## Problem statement
How many of the lines below hold the string "data"? Say only the number.

BEGIN Exercise input

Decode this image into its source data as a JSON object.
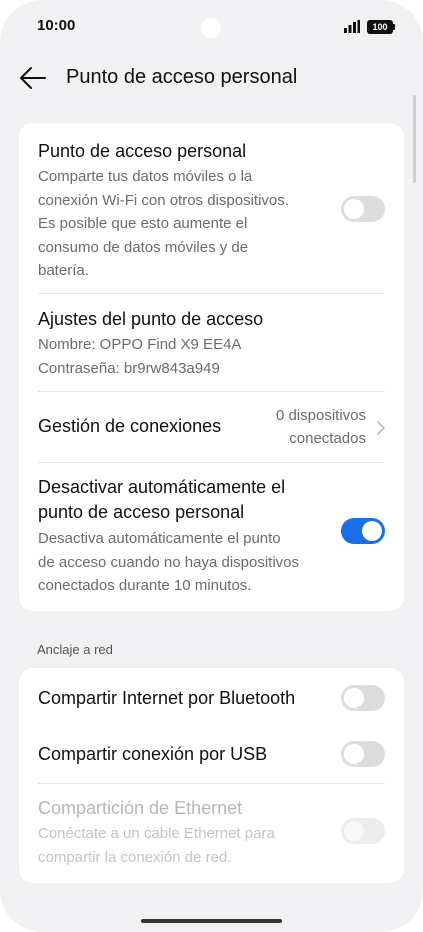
{
  "status_bar": {
    "time": "10:00",
    "battery": "100",
    "signal_icon": "cellular-signal-icon"
  },
  "header": {
    "title": "Punto de acceso personal",
    "back_icon": "arrow-left-icon"
  },
  "hotspot_card": {
    "hotspot": {
      "title": "Punto de acceso personal",
      "description_lines": [
        "Comparte tus datos móviles o la",
        "conexión Wi-Fi con otros dispositivos.",
        "Es posible que esto aumente el",
        "consumo de datos móviles y de",
        "batería."
      ],
      "enabled": false
    },
    "settings": {
      "title": "Ajustes del punto de acceso",
      "name_line": "Nombre: OPPO Find X9 EE4A",
      "password_line": "Contraseña: br9rw843a949"
    },
    "connections": {
      "title": "Gestión de conexiones",
      "value_line1": "0 dispositivos",
      "value_line2": "conectados"
    },
    "auto_off": {
      "title_line1": "Desactivar automáticamente el",
      "title_line2": "punto de acceso personal",
      "description_lines": [
        "Desactiva automáticamente el punto",
        "de acceso cuando no haya dispositivos",
        "conectados durante 10 minutos."
      ],
      "enabled": true
    }
  },
  "tethering": {
    "section_label": "Anclaje a red",
    "bluetooth": {
      "title": "Compartir Internet por Bluetooth",
      "enabled": false
    },
    "usb": {
      "title": "Compartir conexión por USB",
      "enabled": false
    },
    "ethernet": {
      "title": "Compartición de Ethernet",
      "description_lines": [
        "Conéctate a un cable Ethernet para",
        "compartir la conexión de red."
      ],
      "enabled": false,
      "disabled": true
    }
  },
  "colors": {
    "accent": "#1a6fe8",
    "background": "#f1f1f3",
    "card": "#ffffff",
    "toggle_off": "#dcdcdf"
  }
}
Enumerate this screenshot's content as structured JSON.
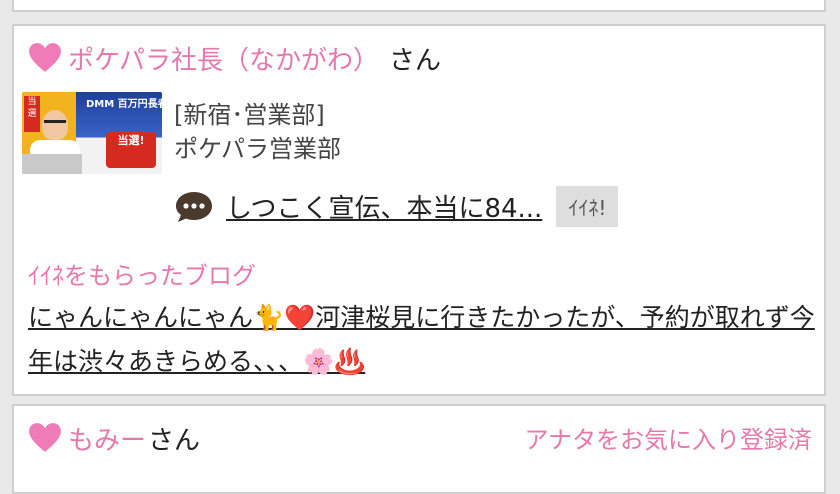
{
  "post1": {
    "user_name": "ポケパラ社長（なかがわ）",
    "honorific": "さん",
    "profile": {
      "thumb_text_dmm": "DMM 百万円長者",
      "thumb_text_prize": "当選!",
      "location": "[新宿･営業部]",
      "shop": "ポケパラ営業部"
    },
    "comment_link": "しつこく宣伝、本当に84...",
    "like_button": "ｲｲﾈ!",
    "liked_blog_label": "ｲｲﾈをもらったブログ",
    "blog_title": "にゃんにゃんにゃん🐈❤️河津桜見に行きたかったが、予約が取れず今年は渋々あきらめる、、、🌸♨️"
  },
  "post2": {
    "user_name": "もみー",
    "honorific": "さん",
    "status": "アナタをお気に入り登録済"
  },
  "colors": {
    "accent_pink": "#e678ad",
    "heart_pink": "#f07cb7",
    "button_gray": "#dedede"
  },
  "icons": {
    "heart": "heart-icon",
    "comment": "speech-bubble-icon"
  }
}
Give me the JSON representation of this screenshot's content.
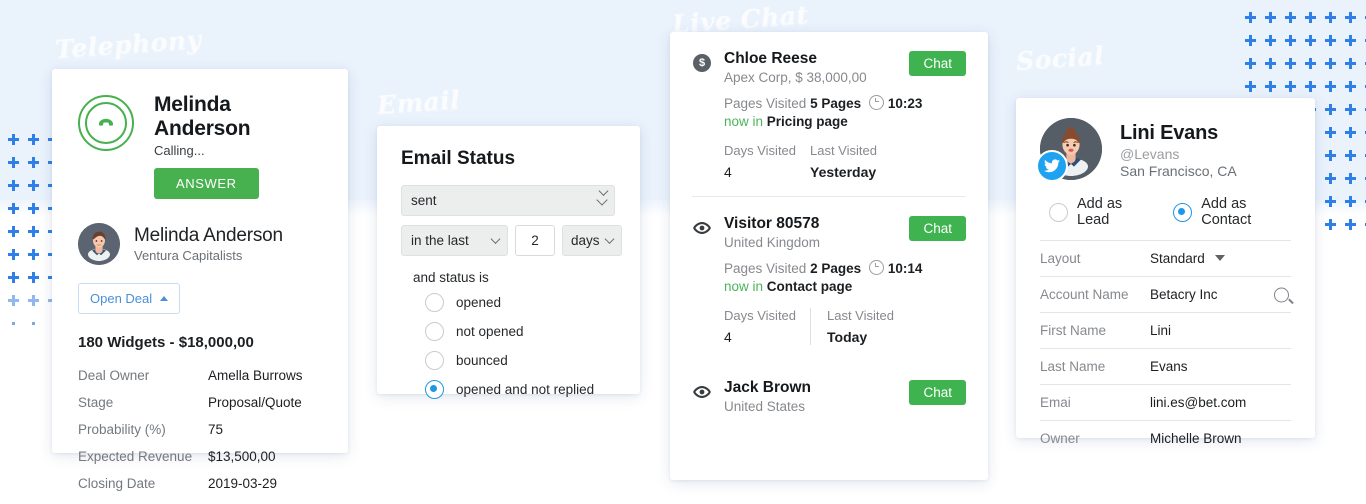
{
  "background": {
    "band_color": "#eaf2fc",
    "plus_color": "#2f7fe8"
  },
  "sections": {
    "telephony_label": "Telephony",
    "email_label": "Email",
    "livechat_label": "Live Chat",
    "social_label": "Social"
  },
  "telephony": {
    "phone_icon": "phone-handset-icon",
    "caller_name": "Melinda Anderson",
    "call_status": "Calling...",
    "answer_button": "ANSWER",
    "contact_name": "Melinda Anderson",
    "contact_company": "Ventura Capitalists",
    "open_deal_button": "Open Deal",
    "deal_title": "180 Widgets - $18,000,00",
    "deal_fields": [
      {
        "label": "Deal Owner",
        "value": "Amella Burrows"
      },
      {
        "label": "Stage",
        "value": "Proposal/Quote"
      },
      {
        "label": "Probability (%)",
        "value": "75"
      },
      {
        "label": "Expected Revenue",
        "value": "$13,500,00"
      },
      {
        "label": "Closing Date",
        "value": "2019-03-29"
      }
    ]
  },
  "email": {
    "title": "Email Status",
    "status_select": "sent",
    "when_select": "in the last",
    "amount_value": "2",
    "unit_select": "days",
    "and_status_is": "and status is",
    "options": [
      {
        "label": "opened",
        "selected": false
      },
      {
        "label": "not opened",
        "selected": false
      },
      {
        "label": "bounced",
        "selected": false
      },
      {
        "label": "opened and not replied",
        "selected": true
      }
    ]
  },
  "livechat": {
    "chat_button": "Chat",
    "pages_visited_label": "Pages Visited",
    "now_in_label": "now in",
    "days_visited_label": "Days Visited",
    "last_visited_label": "Last Visited",
    "items": [
      {
        "icon": "dollar-badge-icon",
        "name": "Chloe Reese",
        "sub": "Apex Corp, $ 38,000,00",
        "pages": "5 Pages",
        "time": "10:23",
        "now_in_page": "Pricing page",
        "days_visited": "4",
        "last_visited": "Yesterday",
        "has_stats": true,
        "divider": false
      },
      {
        "icon": "eye-icon",
        "name": "Visitor 80578",
        "sub": "United Kingdom",
        "pages": "2 Pages",
        "time": "10:14",
        "now_in_page": "Contact page",
        "days_visited": "4",
        "last_visited": "Today",
        "has_stats": true,
        "divider": true
      },
      {
        "icon": "eye-icon",
        "name": "Jack Brown",
        "sub": "United States",
        "has_stats": false
      }
    ]
  },
  "social": {
    "avatar": "user-avatar",
    "network_badge": "twitter-icon",
    "name": "Lini Evans",
    "handle": "@Levans",
    "location": "San Francisco, CA",
    "radios": [
      {
        "label": "Add as Lead",
        "selected": false
      },
      {
        "label": "Add as Contact",
        "selected": true
      }
    ],
    "fields": [
      {
        "label": "Layout",
        "value": "Standard",
        "control": "caret"
      },
      {
        "label": "Account Name",
        "value": "Betacry Inc",
        "control": "search"
      },
      {
        "label": "First Name",
        "value": "Lini",
        "control": "none"
      },
      {
        "label": "Last Name",
        "value": "Evans",
        "control": "none"
      },
      {
        "label": "Emai",
        "value": "lini.es@bet.com",
        "control": "none"
      },
      {
        "label": "Owner",
        "value": "Michelle Brown",
        "control": "none"
      }
    ]
  }
}
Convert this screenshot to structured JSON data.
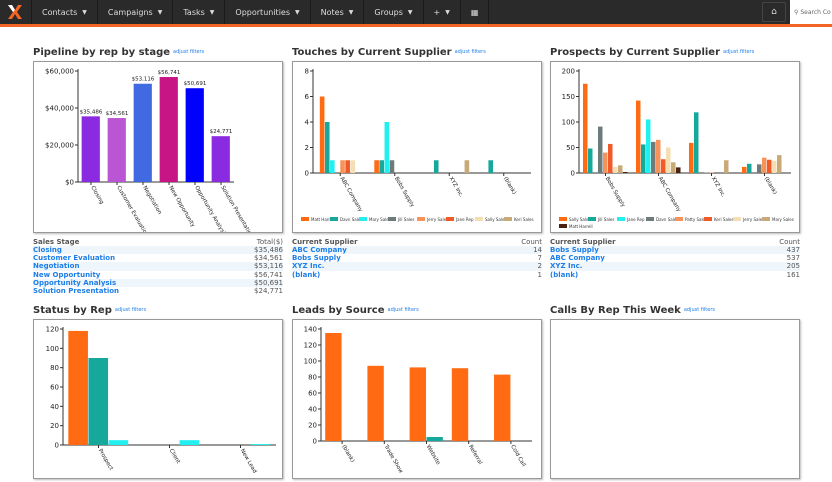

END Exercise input

## Reply
2